Depending on the specific code, home builders are required to do a minimal amount of basement waterproofing either on the inside or the outside of the home. For the vast majority of homes in the Washington, D.C. and Baltimore metro areas, this usually means that the builder was required to apply a tar-like substance to the outside of the wall before replacing the excavated dirt around the house.
The truth is, this initial waterproofing may be enough to keep your basement dry for many years, but it could also fail within the few years of the home being built. The difference is not usually based on the age or type of the home, but more on the amount of water that is making its way underground next to the home and causing hydrostatic pressure on the foundation (which can be very unpredictable). This is why some homes that were built at the same time will have basement floods while others won’t, and why some homes that are 50+ years old will stay drier than a home built last year. If your basement or crawl space is subject to higher-than-average hydrostatic pressure, then the foundation waterproofing that was likely done at the time of construction will deteriorate faster than a house that experiences significantly less hydrostatic pressure.
So, that’s the short story on why basements leak in our area. Unfortunately, basement waterproofing and foundation seepage issues are very common in the mid-Atlantic region–regardless of the foundation type–simply due to the fact that many homes are built with basements and underground foundations. However, if you’re having basement leakage or flooding issues in your home, it is very likely that many other homeowners in our area are facing the same types of issues.
We at Value Dry have installed many different types of basement waterproofing, including sumps pumps, inside and outside french drains, outside basement sealing, battery back-up sump pumps, and window well/stairwell drains.
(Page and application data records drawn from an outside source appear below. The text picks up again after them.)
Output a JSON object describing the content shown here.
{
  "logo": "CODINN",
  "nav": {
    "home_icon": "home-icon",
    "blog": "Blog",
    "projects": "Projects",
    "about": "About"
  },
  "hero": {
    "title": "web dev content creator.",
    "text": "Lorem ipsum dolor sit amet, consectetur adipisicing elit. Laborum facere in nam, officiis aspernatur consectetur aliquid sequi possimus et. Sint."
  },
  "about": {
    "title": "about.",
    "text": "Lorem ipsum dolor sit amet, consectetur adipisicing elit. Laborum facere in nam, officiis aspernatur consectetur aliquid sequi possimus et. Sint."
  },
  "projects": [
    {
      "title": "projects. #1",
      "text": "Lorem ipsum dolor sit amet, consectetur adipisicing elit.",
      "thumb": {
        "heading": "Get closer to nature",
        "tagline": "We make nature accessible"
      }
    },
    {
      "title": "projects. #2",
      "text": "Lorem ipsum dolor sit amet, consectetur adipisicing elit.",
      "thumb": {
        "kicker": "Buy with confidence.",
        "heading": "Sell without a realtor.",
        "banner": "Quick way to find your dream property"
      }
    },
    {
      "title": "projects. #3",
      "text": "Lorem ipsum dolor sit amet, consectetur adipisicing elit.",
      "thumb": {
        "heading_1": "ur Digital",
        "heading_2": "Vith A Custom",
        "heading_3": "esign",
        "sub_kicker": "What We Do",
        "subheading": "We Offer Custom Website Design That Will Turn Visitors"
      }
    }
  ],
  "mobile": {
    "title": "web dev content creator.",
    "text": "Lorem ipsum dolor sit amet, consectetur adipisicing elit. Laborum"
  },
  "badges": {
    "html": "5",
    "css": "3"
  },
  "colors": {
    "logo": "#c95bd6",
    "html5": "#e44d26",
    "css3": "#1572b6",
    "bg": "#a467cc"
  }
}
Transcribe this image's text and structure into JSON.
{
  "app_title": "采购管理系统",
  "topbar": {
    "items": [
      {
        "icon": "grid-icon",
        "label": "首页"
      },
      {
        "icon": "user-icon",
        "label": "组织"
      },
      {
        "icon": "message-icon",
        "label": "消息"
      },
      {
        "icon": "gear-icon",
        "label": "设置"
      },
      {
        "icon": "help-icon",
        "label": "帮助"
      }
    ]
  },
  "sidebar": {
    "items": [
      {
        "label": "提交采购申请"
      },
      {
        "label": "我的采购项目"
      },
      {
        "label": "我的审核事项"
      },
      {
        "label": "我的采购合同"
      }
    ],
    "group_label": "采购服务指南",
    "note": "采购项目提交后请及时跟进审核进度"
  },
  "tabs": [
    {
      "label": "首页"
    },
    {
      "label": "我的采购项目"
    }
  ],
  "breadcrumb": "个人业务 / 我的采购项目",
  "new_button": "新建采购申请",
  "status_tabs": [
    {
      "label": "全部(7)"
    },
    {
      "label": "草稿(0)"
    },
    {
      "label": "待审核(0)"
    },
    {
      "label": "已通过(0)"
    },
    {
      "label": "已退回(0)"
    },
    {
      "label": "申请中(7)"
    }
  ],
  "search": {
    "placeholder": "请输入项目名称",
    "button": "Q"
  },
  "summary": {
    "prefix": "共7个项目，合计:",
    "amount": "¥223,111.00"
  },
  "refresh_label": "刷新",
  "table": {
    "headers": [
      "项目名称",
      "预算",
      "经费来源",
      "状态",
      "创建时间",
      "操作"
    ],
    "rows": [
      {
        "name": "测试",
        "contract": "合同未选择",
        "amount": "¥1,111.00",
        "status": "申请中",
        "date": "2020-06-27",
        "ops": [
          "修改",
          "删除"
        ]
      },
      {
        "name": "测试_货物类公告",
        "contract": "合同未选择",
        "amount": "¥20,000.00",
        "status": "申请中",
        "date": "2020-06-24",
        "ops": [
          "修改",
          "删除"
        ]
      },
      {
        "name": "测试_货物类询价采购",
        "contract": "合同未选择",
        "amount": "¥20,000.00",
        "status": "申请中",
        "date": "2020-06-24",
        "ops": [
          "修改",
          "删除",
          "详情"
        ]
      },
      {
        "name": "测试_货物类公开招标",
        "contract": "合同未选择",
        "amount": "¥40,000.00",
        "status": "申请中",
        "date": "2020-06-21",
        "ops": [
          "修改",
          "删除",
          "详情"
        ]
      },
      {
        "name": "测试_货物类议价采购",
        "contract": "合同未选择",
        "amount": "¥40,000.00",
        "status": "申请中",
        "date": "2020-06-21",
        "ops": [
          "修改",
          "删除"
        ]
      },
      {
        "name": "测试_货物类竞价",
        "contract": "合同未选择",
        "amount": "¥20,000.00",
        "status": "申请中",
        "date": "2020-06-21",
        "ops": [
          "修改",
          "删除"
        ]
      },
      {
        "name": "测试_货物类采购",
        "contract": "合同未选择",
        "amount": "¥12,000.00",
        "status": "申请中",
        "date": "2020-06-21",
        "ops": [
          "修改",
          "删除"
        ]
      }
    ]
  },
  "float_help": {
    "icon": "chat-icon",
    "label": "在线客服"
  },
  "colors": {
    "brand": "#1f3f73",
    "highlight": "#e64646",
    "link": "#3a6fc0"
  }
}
We are confident that we have the experience and know-how to help you with your moisture issues.
Value Dry has also done basement waterproofing work on all sorts of homes all around the mid-Atlantic region, including stone foundations originating from the Civil War era near Frederick and Hagerstown, brick row homes in Georgetown, homes built on cinder block foundations all around Northern Virginia and Maryland, and have even helped home builders waterproof poured concrete foundations in new developments after their waterproofing efforts have failed.
If you’re in need of assistance in dealing with a moisture problem, or have any questions about basement waterproofing or why foundations leak, feel free to reach out to us to schedule an appointment. One of our expert inspectors or managers will advise you about your particular issue.